Of the ceramics, few works could be more different than Jessica Putnam-Phillips’ decorative platters and Linda S. Fitz Gibbon’s somewhat vase-like sculptural forms. Putnam-Phillips decorates her platters with unexpected imagery: contemporary female soldiers in uniform. The patterns and colors aren’t out of place on china; but the imagery is unusual, meant as a surprise reveal should the plates ever be used. Putnam-Phillips brings her own experience as a former soldier (she served in Desert Storm) to realistic accuracy regarding attire and weaponry. The resulting works are meticulous yet upbeat, a window into the evolving world of women in the military. The pun of “server” and military service is intentional, playing with expectations of duty and domesticity.
Fitz Gibbon’s shapes are, by contrast, playful, abstract and weird. Her pottery skills are evident in the carefully drooping, folded, sagging and bulbous shapes, but most of all in her lush glazes of green, pink and turquoise. However, she’s more interested in twisting and transforming her works so that they offer unusual surprises. Whether hanging pendulous from the ceiling or flopping over hooks and shelves, these oddly swelling sacks use Astro-turf, piano wire and mirrors to create hidden areas of incident and unusual bursts of texture and shape. They’re somewhere between flora and fauna, alien creations giving birth to themselves.

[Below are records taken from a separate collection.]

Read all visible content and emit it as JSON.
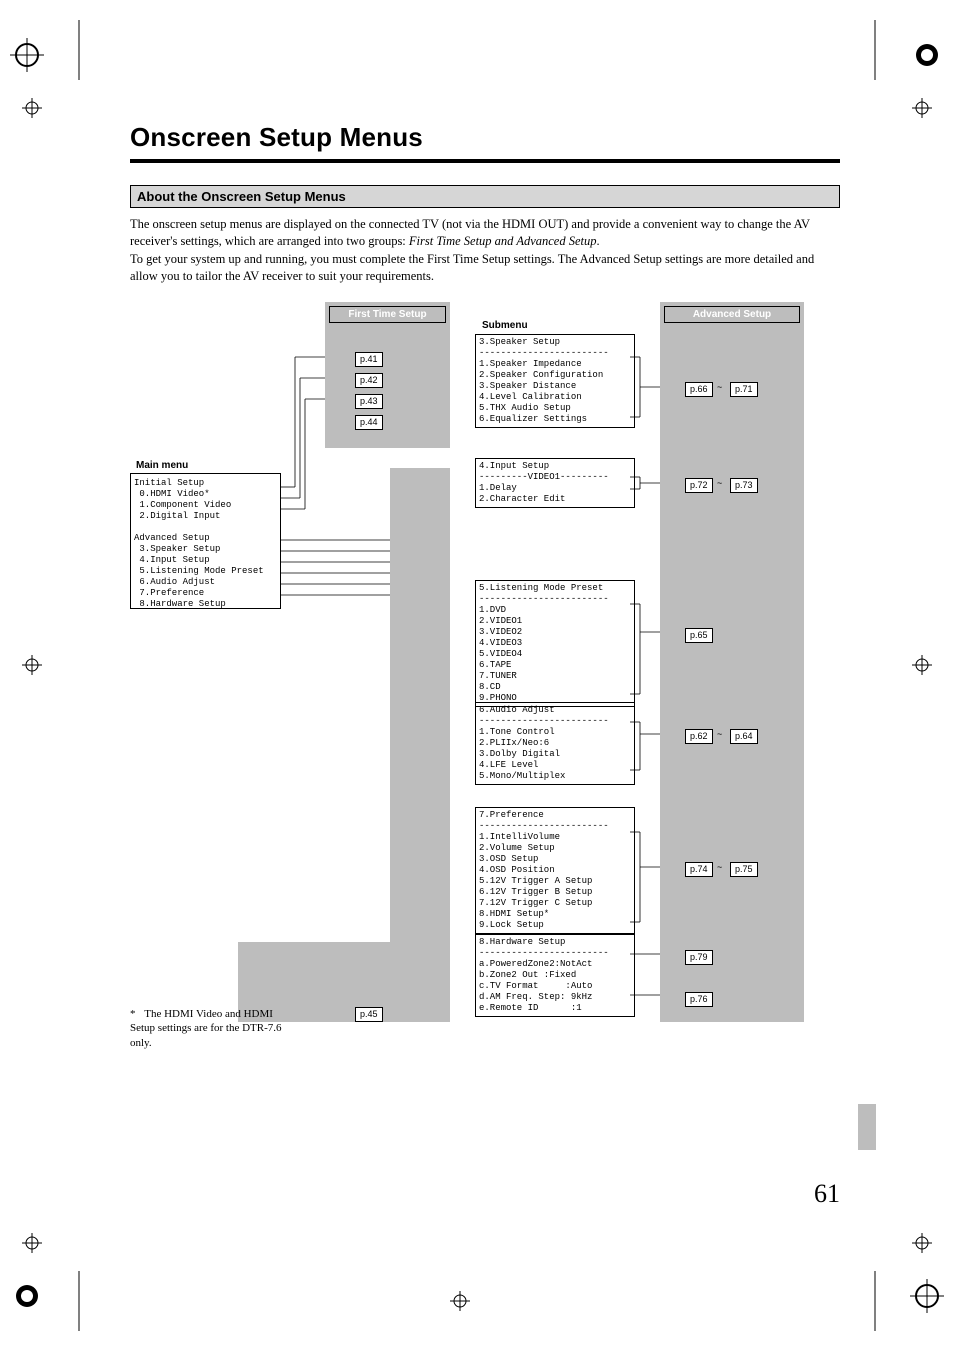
{
  "page_title": "Onscreen Setup Menus",
  "section_heading": "About the Onscreen Setup Menus",
  "para1a": "The onscreen setup menus are displayed on the connected TV (not via the HDMI OUT) and provide a convenient way to change the AV receiver's settings, which are arranged into two groups: ",
  "para1b_italic": "First Time Setup and Advanced Setup",
  "para1c": ".",
  "para2": "To get your system up and running, you must complete the First Time Setup settings. The Advanced Setup settings are more detailed and allow you to tailor the AV receiver to suit your requirements.",
  "labels": {
    "first_time_setup": "First Time Setup",
    "advanced_setup": "Advanced Setup",
    "submenu": "Submenu",
    "main_menu": "Main menu"
  },
  "main_menu_text": "Initial Setup\n 0.HDMI Video*\n 1.Component Video\n 2.Digital Input\n\nAdvanced Setup\n 3.Speaker Setup\n 4.Input Setup\n 5.Listening Mode Preset\n 6.Audio Adjust\n 7.Preference\n 8.Hardware Setup",
  "first_prefs": {
    "a": "p.41",
    "b": "p.42",
    "c": "p.43",
    "d": "p.44"
  },
  "chart_data": [
    {
      "type": "table",
      "title": "3.Speaker Setup",
      "items": [
        "1.Speaker Impedance",
        "2.Speaker Configuration",
        "3.Speaker Distance",
        "4.Level Calibration",
        "5.THX Audio Setup",
        "6.Equalizer Settings"
      ],
      "page_from": "p.66",
      "page_to": "p.71"
    },
    {
      "type": "table",
      "title": "4.Input Setup",
      "subheader": "---------VIDEO1---------",
      "items": [
        "1.Delay",
        "2.Character Edit"
      ],
      "page_from": "p.72",
      "page_to": "p.73"
    },
    {
      "type": "table",
      "title": "5.Listening Mode Preset",
      "items": [
        "1.DVD",
        "2.VIDEO1",
        "3.VIDEO2",
        "4.VIDEO3",
        "5.VIDEO4",
        "6.TAPE",
        "7.TUNER",
        "8.CD",
        "9.PHONO"
      ],
      "page_single": "p.65"
    },
    {
      "type": "table",
      "title": "6.Audio Adjust",
      "items": [
        "1.Tone Control",
        "2.PLIIx/Neo:6",
        "3.Dolby Digital",
        "4.LFE Level",
        "5.Mono/Multiplex"
      ],
      "page_from": "p.62",
      "page_to": "p.64"
    },
    {
      "type": "table",
      "title": "7.Preference",
      "items": [
        "1.IntelliVolume",
        "2.Volume Setup",
        "3.OSD Setup",
        "4.OSD Position",
        "5.12V Trigger A Setup",
        "6.12V Trigger B Setup",
        "7.12V Trigger C Setup",
        "8.HDMI Setup*",
        "9.Lock Setup"
      ],
      "page_from": "p.74",
      "page_to": "p.75"
    },
    {
      "type": "table",
      "title": "8.Hardware Setup",
      "items": [
        "a.PoweredZone2:NotAct",
        "b.Zone2 Out :Fixed",
        "c.TV Format     :Auto",
        "d.AM Freq. Step: 9kHz",
        "e.Remote ID      :1"
      ],
      "page_a": "p.79",
      "page_b": "p.76"
    }
  ],
  "bottom_pref": "p.45",
  "footnote_star": "*",
  "footnote": "The HDMI Video and HDMI Setup settings are for the DTR-7.6 only.",
  "page_number": "61",
  "tilde": "~"
}
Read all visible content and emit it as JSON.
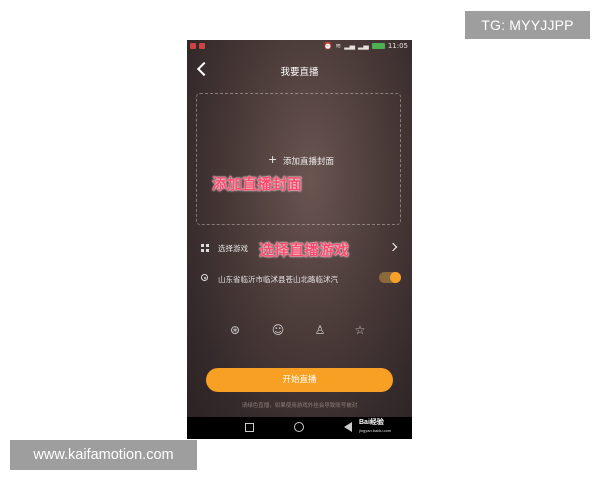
{
  "watermarks": {
    "top": "TG: MYYJJPP",
    "bottom": "www.kaifamotion.com"
  },
  "status_bar": {
    "time": "11:05",
    "icons": [
      "alarm-icon",
      "wifi-icon",
      "signal-icon",
      "signal-icon",
      "battery-icon"
    ]
  },
  "header": {
    "back_icon": "chevron-left-icon",
    "title": "我要直播"
  },
  "cover": {
    "plus": "+",
    "label": "添加直播封面",
    "annotation": "添加直播封面"
  },
  "game_row": {
    "icon": "grid-icon",
    "label": "选择游戏",
    "annotation": "选择直播游戏",
    "chevron": "chevron-right-icon"
  },
  "location_row": {
    "icon": "location-pin-icon",
    "label": "山东省临沂市临沭县苍山北路临沭汽",
    "toggle_on": true
  },
  "share_icons": [
    "moments-icon",
    "wechat-icon",
    "qq-icon",
    "qzone-star-icon"
  ],
  "start_button": "开始直播",
  "notice": "请绿色直播，如果使用游戏外挂会导致账号被封",
  "nav_bar": {
    "icons": [
      "square-recent-icon",
      "home-circle-icon",
      "back-triangle-icon"
    ],
    "baidu_logo": "Bai经验",
    "baidu_url": "jingyan.baidu.com"
  },
  "colors": {
    "accent": "#f7a023",
    "annotation": "#ff4a6e",
    "background": "#3a2e2e"
  }
}
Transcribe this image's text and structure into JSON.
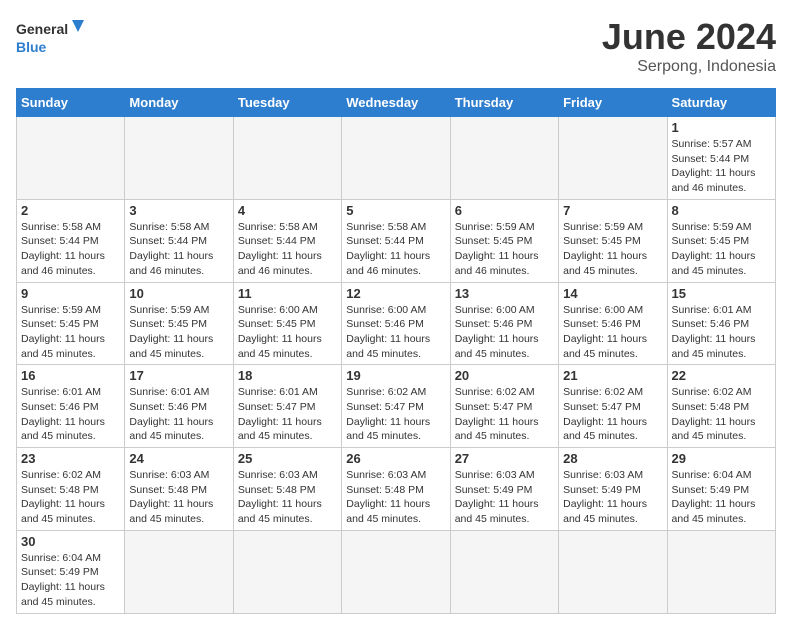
{
  "logo": {
    "general": "General",
    "blue": "Blue"
  },
  "title": "June 2024",
  "subtitle": "Serpong, Indonesia",
  "days_of_week": [
    "Sunday",
    "Monday",
    "Tuesday",
    "Wednesday",
    "Thursday",
    "Friday",
    "Saturday"
  ],
  "weeks": [
    [
      {
        "day": "",
        "info": ""
      },
      {
        "day": "",
        "info": ""
      },
      {
        "day": "",
        "info": ""
      },
      {
        "day": "",
        "info": ""
      },
      {
        "day": "",
        "info": ""
      },
      {
        "day": "",
        "info": ""
      },
      {
        "day": "1",
        "info": "Sunrise: 5:57 AM\nSunset: 5:44 PM\nDaylight: 11 hours and 46 minutes."
      }
    ],
    [
      {
        "day": "2",
        "info": "Sunrise: 5:58 AM\nSunset: 5:44 PM\nDaylight: 11 hours and 46 minutes."
      },
      {
        "day": "3",
        "info": "Sunrise: 5:58 AM\nSunset: 5:44 PM\nDaylight: 11 hours and 46 minutes."
      },
      {
        "day": "4",
        "info": "Sunrise: 5:58 AM\nSunset: 5:44 PM\nDaylight: 11 hours and 46 minutes."
      },
      {
        "day": "5",
        "info": "Sunrise: 5:58 AM\nSunset: 5:44 PM\nDaylight: 11 hours and 46 minutes."
      },
      {
        "day": "6",
        "info": "Sunrise: 5:59 AM\nSunset: 5:45 PM\nDaylight: 11 hours and 46 minutes."
      },
      {
        "day": "7",
        "info": "Sunrise: 5:59 AM\nSunset: 5:45 PM\nDaylight: 11 hours and 45 minutes."
      },
      {
        "day": "8",
        "info": "Sunrise: 5:59 AM\nSunset: 5:45 PM\nDaylight: 11 hours and 45 minutes."
      }
    ],
    [
      {
        "day": "9",
        "info": "Sunrise: 5:59 AM\nSunset: 5:45 PM\nDaylight: 11 hours and 45 minutes."
      },
      {
        "day": "10",
        "info": "Sunrise: 5:59 AM\nSunset: 5:45 PM\nDaylight: 11 hours and 45 minutes."
      },
      {
        "day": "11",
        "info": "Sunrise: 6:00 AM\nSunset: 5:45 PM\nDaylight: 11 hours and 45 minutes."
      },
      {
        "day": "12",
        "info": "Sunrise: 6:00 AM\nSunset: 5:46 PM\nDaylight: 11 hours and 45 minutes."
      },
      {
        "day": "13",
        "info": "Sunrise: 6:00 AM\nSunset: 5:46 PM\nDaylight: 11 hours and 45 minutes."
      },
      {
        "day": "14",
        "info": "Sunrise: 6:00 AM\nSunset: 5:46 PM\nDaylight: 11 hours and 45 minutes."
      },
      {
        "day": "15",
        "info": "Sunrise: 6:01 AM\nSunset: 5:46 PM\nDaylight: 11 hours and 45 minutes."
      }
    ],
    [
      {
        "day": "16",
        "info": "Sunrise: 6:01 AM\nSunset: 5:46 PM\nDaylight: 11 hours and 45 minutes."
      },
      {
        "day": "17",
        "info": "Sunrise: 6:01 AM\nSunset: 5:46 PM\nDaylight: 11 hours and 45 minutes."
      },
      {
        "day": "18",
        "info": "Sunrise: 6:01 AM\nSunset: 5:47 PM\nDaylight: 11 hours and 45 minutes."
      },
      {
        "day": "19",
        "info": "Sunrise: 6:02 AM\nSunset: 5:47 PM\nDaylight: 11 hours and 45 minutes."
      },
      {
        "day": "20",
        "info": "Sunrise: 6:02 AM\nSunset: 5:47 PM\nDaylight: 11 hours and 45 minutes."
      },
      {
        "day": "21",
        "info": "Sunrise: 6:02 AM\nSunset: 5:47 PM\nDaylight: 11 hours and 45 minutes."
      },
      {
        "day": "22",
        "info": "Sunrise: 6:02 AM\nSunset: 5:48 PM\nDaylight: 11 hours and 45 minutes."
      }
    ],
    [
      {
        "day": "23",
        "info": "Sunrise: 6:02 AM\nSunset: 5:48 PM\nDaylight: 11 hours and 45 minutes."
      },
      {
        "day": "24",
        "info": "Sunrise: 6:03 AM\nSunset: 5:48 PM\nDaylight: 11 hours and 45 minutes."
      },
      {
        "day": "25",
        "info": "Sunrise: 6:03 AM\nSunset: 5:48 PM\nDaylight: 11 hours and 45 minutes."
      },
      {
        "day": "26",
        "info": "Sunrise: 6:03 AM\nSunset: 5:48 PM\nDaylight: 11 hours and 45 minutes."
      },
      {
        "day": "27",
        "info": "Sunrise: 6:03 AM\nSunset: 5:49 PM\nDaylight: 11 hours and 45 minutes."
      },
      {
        "day": "28",
        "info": "Sunrise: 6:03 AM\nSunset: 5:49 PM\nDaylight: 11 hours and 45 minutes."
      },
      {
        "day": "29",
        "info": "Sunrise: 6:04 AM\nSunset: 5:49 PM\nDaylight: 11 hours and 45 minutes."
      }
    ],
    [
      {
        "day": "30",
        "info": "Sunrise: 6:04 AM\nSunset: 5:49 PM\nDaylight: 11 hours and 45 minutes."
      },
      {
        "day": "",
        "info": ""
      },
      {
        "day": "",
        "info": ""
      },
      {
        "day": "",
        "info": ""
      },
      {
        "day": "",
        "info": ""
      },
      {
        "day": "",
        "info": ""
      },
      {
        "day": "",
        "info": ""
      }
    ]
  ]
}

With the end of Big Red & Shiny’s first academic year quickly approaching, we’ve been taking stock of the past 8 months to identify our successes and re-evaluate where we’d like to have a larger impact. One part of our mission has always been to highlight new voices within our cities—emerging artists who are bringing exciting ideas and techniques to their mediums or those who may just be graduating into our arts scene. Around this time every year we are provided with some of these best new voices and, given the number of academic institutions in our area, we have quite a bit to choose from. It only seems fitting then that we take the time to recognize the important work coming out of our schools. We will, of course, only be able to represent a small sampling of those institutions, but over the next few weeks we hope to provide a snapshot of promising, soon-to-be matriculated Boston artists.